Records from a data source:
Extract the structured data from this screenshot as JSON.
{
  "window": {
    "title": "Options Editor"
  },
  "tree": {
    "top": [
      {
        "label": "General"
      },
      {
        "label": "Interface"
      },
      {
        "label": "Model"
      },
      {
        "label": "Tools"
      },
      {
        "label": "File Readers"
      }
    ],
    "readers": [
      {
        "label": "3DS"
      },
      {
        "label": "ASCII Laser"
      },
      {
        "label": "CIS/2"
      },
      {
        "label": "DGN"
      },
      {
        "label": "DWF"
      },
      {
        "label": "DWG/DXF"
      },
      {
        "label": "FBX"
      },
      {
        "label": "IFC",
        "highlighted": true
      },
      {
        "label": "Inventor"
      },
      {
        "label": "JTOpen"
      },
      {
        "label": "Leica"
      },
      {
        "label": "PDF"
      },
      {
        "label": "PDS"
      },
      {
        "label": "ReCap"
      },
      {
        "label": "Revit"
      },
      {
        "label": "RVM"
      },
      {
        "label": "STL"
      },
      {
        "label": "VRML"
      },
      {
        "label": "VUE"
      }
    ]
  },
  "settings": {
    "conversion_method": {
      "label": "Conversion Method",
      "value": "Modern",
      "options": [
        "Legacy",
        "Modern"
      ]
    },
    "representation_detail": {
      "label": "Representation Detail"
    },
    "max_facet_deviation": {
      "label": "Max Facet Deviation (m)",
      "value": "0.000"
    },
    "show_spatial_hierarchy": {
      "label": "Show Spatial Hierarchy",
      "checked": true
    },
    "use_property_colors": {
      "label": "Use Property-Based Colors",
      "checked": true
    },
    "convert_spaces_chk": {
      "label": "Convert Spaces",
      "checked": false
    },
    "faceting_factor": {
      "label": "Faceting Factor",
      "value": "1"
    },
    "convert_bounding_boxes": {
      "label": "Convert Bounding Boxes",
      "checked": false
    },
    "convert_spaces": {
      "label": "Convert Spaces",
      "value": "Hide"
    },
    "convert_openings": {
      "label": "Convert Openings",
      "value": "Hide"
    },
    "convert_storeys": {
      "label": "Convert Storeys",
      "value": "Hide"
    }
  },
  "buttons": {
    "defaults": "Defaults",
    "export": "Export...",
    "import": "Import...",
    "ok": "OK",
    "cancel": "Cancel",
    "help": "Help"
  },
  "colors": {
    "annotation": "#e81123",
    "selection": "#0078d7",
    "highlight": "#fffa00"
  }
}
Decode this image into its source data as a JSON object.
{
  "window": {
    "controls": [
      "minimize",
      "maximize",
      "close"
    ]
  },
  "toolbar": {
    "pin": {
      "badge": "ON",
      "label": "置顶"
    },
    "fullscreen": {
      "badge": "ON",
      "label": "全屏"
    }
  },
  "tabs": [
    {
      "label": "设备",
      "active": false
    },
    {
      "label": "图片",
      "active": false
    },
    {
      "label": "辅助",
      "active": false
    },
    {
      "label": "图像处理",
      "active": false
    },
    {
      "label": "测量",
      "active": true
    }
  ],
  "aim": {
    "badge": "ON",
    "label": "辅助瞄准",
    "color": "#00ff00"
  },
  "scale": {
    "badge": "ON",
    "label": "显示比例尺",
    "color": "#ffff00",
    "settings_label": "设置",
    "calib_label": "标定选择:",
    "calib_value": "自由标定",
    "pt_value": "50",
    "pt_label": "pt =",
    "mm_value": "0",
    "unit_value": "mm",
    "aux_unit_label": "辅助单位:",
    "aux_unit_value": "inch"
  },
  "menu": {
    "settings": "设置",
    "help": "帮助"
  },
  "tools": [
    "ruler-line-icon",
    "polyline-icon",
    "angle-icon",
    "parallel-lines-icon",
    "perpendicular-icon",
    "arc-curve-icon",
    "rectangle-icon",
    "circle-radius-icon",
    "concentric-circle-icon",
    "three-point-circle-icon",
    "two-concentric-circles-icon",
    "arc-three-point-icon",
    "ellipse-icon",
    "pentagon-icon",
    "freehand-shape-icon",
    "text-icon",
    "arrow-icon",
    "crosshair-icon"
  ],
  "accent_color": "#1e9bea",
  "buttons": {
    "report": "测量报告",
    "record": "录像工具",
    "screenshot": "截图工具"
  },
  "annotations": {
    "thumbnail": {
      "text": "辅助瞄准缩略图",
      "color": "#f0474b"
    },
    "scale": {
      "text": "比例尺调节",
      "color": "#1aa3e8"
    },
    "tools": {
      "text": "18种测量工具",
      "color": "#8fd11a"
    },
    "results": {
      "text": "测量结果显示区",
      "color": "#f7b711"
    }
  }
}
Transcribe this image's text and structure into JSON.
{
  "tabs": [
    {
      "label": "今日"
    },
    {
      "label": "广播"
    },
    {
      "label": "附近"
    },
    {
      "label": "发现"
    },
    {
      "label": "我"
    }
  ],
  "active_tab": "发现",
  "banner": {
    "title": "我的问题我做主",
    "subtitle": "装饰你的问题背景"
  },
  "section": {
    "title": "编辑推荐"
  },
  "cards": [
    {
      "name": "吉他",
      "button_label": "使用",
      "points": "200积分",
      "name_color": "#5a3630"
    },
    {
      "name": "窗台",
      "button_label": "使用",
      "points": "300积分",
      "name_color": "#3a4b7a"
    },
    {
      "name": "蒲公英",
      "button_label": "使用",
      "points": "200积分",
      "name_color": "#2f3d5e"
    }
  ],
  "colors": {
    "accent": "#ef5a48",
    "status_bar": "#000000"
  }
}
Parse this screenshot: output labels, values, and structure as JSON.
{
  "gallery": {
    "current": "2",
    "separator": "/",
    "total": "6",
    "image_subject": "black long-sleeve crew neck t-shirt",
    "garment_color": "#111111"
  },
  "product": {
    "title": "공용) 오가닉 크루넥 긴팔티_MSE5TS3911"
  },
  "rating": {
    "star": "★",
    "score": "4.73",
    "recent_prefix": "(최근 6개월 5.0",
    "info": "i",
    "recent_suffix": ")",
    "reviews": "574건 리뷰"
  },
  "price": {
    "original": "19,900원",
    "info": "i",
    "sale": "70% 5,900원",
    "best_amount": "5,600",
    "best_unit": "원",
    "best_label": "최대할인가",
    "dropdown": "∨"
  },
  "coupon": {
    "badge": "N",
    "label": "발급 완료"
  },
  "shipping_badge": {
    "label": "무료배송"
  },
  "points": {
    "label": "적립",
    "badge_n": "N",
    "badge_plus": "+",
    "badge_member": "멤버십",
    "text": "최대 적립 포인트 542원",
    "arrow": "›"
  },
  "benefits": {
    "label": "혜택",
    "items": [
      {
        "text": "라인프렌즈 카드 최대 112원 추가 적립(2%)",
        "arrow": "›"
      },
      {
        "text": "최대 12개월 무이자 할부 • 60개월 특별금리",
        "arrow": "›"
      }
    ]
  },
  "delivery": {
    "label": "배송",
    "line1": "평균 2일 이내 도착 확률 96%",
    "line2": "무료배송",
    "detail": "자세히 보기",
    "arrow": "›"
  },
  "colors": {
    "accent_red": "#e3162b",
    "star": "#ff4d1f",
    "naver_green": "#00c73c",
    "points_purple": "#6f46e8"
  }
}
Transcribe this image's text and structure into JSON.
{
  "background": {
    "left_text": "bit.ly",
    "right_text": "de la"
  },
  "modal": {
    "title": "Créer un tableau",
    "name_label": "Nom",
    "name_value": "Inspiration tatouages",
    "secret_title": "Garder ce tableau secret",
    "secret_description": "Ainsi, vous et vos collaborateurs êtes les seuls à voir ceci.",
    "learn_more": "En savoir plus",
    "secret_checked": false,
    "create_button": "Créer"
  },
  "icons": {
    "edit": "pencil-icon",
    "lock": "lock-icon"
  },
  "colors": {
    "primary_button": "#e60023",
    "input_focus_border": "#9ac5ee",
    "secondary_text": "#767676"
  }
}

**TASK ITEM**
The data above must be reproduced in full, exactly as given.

**PROBLEM SOLUTION**
Extract the structured data from this screenshot as JSON.
{
  "window": {
    "title": "Options Editor"
  },
  "tree": {
    "top": [
      {
        "label": "General"
      },
      {
        "label": "Interface"
      },
      {
        "label": "Model"
      },
      {
        "label": "Tools"
      },
      {
        "label": "File Readers"
      }
    ],
    "readers": [
      {
        "label": "3DS"
      },
      {
        "label": "ASCII Laser"
      },
      {
        "label": "CIS/2"
      },
      {
        "label": "DGN"
      },
      {
        "label": "DWF"
      },
      {
        "label": "DWG/DXF"
      },
      {
        "label": "FBX"
      },
      {
        "label": "IFC",
        "highlighted": true
      },
      {
        "label": "Inventor"
      },
      {
        "label": "JTOpen"
      },
      {
        "label": "Leica"
      },
      {
        "label": "PDF"
      },
      {
        "label": "PDS"
      },
      {
        "label": "ReCap"
      },
      {
        "label": "Revit"
      },
      {
        "label": "RVM"
      },
      {
        "label": "STL"
      },
      {
        "label": "VRML"
      },
      {
        "label": "VUE"
      }
    ]
  },
  "settings": {
    "conversion_method": {
      "label": "Conversion Method",
      "value": "Modern",
      "options": [
        "Legacy",
        "Modern"
      ]
    },
    "representation_detail": {
      "label": "Representation Detail"
    },
    "max_facet_deviation": {
      "label": "Max Facet Deviation (m)",
      "value": "0.000"
    },
    "show_spatial_hierarchy": {
      "label": "Show Spatial Hierarchy",
      "checked": true
    },
    "use_property_colors": {
      "label": "Use Property-Based Colors",
      "checked": true
    },
    "convert_spaces_chk": {
      "label": "Convert Spaces",
      "checked": false
    },
    "faceting_factor": {
      "label": "Faceting Factor",
      "value": "1"
    },
    "convert_bounding_boxes": {
      "label": "Convert Bounding Boxes",
      "checked": false
    },
    "convert_spaces": {
      "label": "Convert Spaces",
      "value": "Hide"
    },
    "convert_openings": {
      "label": "Convert Openings",
      "value": "Hide"
    },
    "convert_storeys": {
      "label": "Convert Storeys",
      "value": "Hide"
    }
  },
  "buttons": {
    "defaults": "Defaults",
    "export": "Export...",
    "import": "Import...",
    "ok": "OK",
    "cancel": "Cancel",
    "help": "Help"
  },
  "colors": {
    "annotation": "#e81123",
    "selection": "#0078d7",
    "highlight": "#fffa00"
  }
}
Decode this image into its source data as a JSON object.
{
  "window": {
    "controls": [
      "minimize",
      "maximize",
      "close"
    ]
  },
  "toolbar": {
    "pin": {
      "badge": "ON",
      "label": "置顶"
    },
    "fullscreen": {
      "badge": "ON",
      "label": "全屏"
    }
  },
  "tabs": [
    {
      "label": "设备",
      "active": false
    },
    {
      "label": "图片",
      "active": false
    },
    {
      "label": "辅助",
      "active": false
    },
    {
      "label": "图像处理",
      "active": false
    },
    {
      "label": "测量",
      "active": true
    }
  ],
  "aim": {
    "badge": "ON",
    "label": "辅助瞄准",
    "color": "#00ff00"
  },
  "scale": {
    "badge": "ON",
    "label": "显示比例尺",
    "color": "#ffff00",
    "settings_label": "设置",
    "calib_label": "标定选择:",
    "calib_value": "自由标定",
    "pt_value": "50",
    "pt_label": "pt =",
    "mm_value": "0",
    "unit_value": "mm",
    "aux_unit_label": "辅助单位:",
    "aux_unit_value": "inch"
  },
  "menu": {
    "settings": "设置",
    "help": "帮助"
  },
  "tools": [
    "ruler-line-icon",
    "polyline-icon",
    "angle-icon",
    "parallel-lines-icon",
    "perpendicular-icon",
    "arc-curve-icon",
    "rectangle-icon",
    "circle-radius-icon",
    "concentric-circle-icon",
    "three-point-circle-icon",
    "two-concentric-circles-icon",
    "arc-three-point-icon",
    "ellipse-icon",
    "pentagon-icon",
    "freehand-shape-icon",
    "text-icon",
    "arrow-icon",
    "crosshair-icon"
  ],
  "accent_color": "#1e9bea",
  "buttons": {
    "report": "测量报告",
    "record": "录像工具",
    "screenshot": "截图工具"
  },
  "annotations": {
    "thumbnail": {
      "text": "辅助瞄准缩略图",
      "color": "#f0474b"
    },
    "scale": {
      "text": "比例尺调节",
      "color": "#1aa3e8"
    },
    "tools": {
      "text": "18种测量工具",
      "color": "#8fd11a"
    },
    "results": {
      "text": "测量结果显示区",
      "color": "#f7b711"
    }
  }
}
Transcribe this image's text and structure into JSON.
{
  "tabs": [
    {
      "label": "今日"
    },
    {
      "label": "广播"
    },
    {
      "label": "附近"
    },
    {
      "label": "发现"
    },
    {
      "label": "我"
    }
  ],
  "active_tab": "发现",
  "banner": {
    "title": "我的问题我做主",
    "subtitle": "装饰你的问题背景"
  },
  "section": {
    "title": "编辑推荐"
  },
  "cards": [
    {
      "name": "吉他",
      "button_label": "使用",
      "points": "200积分",
      "name_color": "#5a3630"
    },
    {
      "name": "窗台",
      "button_label": "使用",
      "points": "300积分",
      "name_color": "#3a4b7a"
    },
    {
      "name": "蒲公英",
      "button_label": "使用",
      "points": "200积分",
      "name_color": "#2f3d5e"
    }
  ],
  "colors": {
    "accent": "#ef5a48",
    "status_bar": "#000000"
  }
}
Parse this screenshot: output labels, values, and structure as JSON.
{
  "gallery": {
    "current": "2",
    "separator": "/",
    "total": "6",
    "image_subject": "black long-sleeve crew neck t-shirt",
    "garment_color": "#111111"
  },
  "product": {
    "title": "공용) 오가닉 크루넥 긴팔티_MSE5TS3911"
  },
  "rating": {
    "star": "★",
    "score": "4.73",
    "recent_prefix": "(최근 6개월 5.0",
    "info": "i",
    "recent_suffix": ")",
    "reviews": "574건 리뷰"
  },
  "price": {
    "original": "19,900원",
    "info": "i",
    "sale": "70% 5,900원",
    "best_amount": "5,600",
    "best_unit": "원",
    "best_label": "최대할인가",
    "dropdown": "∨"
  },
  "coupon": {
    "badge": "N",
    "label": "발급 완료"
  },
  "shipping_badge": {
    "label": "무료배송"
  },
  "points": {
    "label": "적립",
    "badge_n": "N",
    "badge_plus": "+",
    "badge_member": "멤버십",
    "text": "최대 적립 포인트 542원",
    "arrow": "›"
  },
  "benefits": {
    "label": "혜택",
    "items": [
      {
        "text": "라인프렌즈 카드 최대 112원 추가 적립(2%)",
        "arrow": "›"
      },
      {
        "text": "최대 12개월 무이자 할부 • 60개월 특별금리",
        "arrow": "›"
      }
    ]
  },
  "delivery": {
    "label": "배송",
    "line1": "평균 2일 이내 도착 확률 96%",
    "line2": "무료배송",
    "detail": "자세히 보기",
    "arrow": "›"
  },
  "colors": {
    "accent_red": "#e3162b",
    "star": "#ff4d1f",
    "naver_green": "#00c73c",
    "points_purple": "#6f46e8"
  }
}
Transcribe this image's text and structure into JSON.
{
  "background": {
    "left_text": "bit.ly",
    "right_text": "de la"
  },
  "modal": {
    "title": "Créer un tableau",
    "name_label": "Nom",
    "name_value": "Inspiration tatouages",
    "secret_title": "Garder ce tableau secret",
    "secret_description": "Ainsi, vous et vos collaborateurs êtes les seuls à voir ceci.",
    "learn_more": "En savoir plus",
    "secret_checked": false,
    "create_button": "Créer"
  },
  "icons": {
    "edit": "pencil-icon",
    "lock": "lock-icon"
  },
  "colors": {
    "primary_button": "#e60023",
    "input_focus_border": "#9ac5ee",
    "secondary_text": "#767676"
  }
}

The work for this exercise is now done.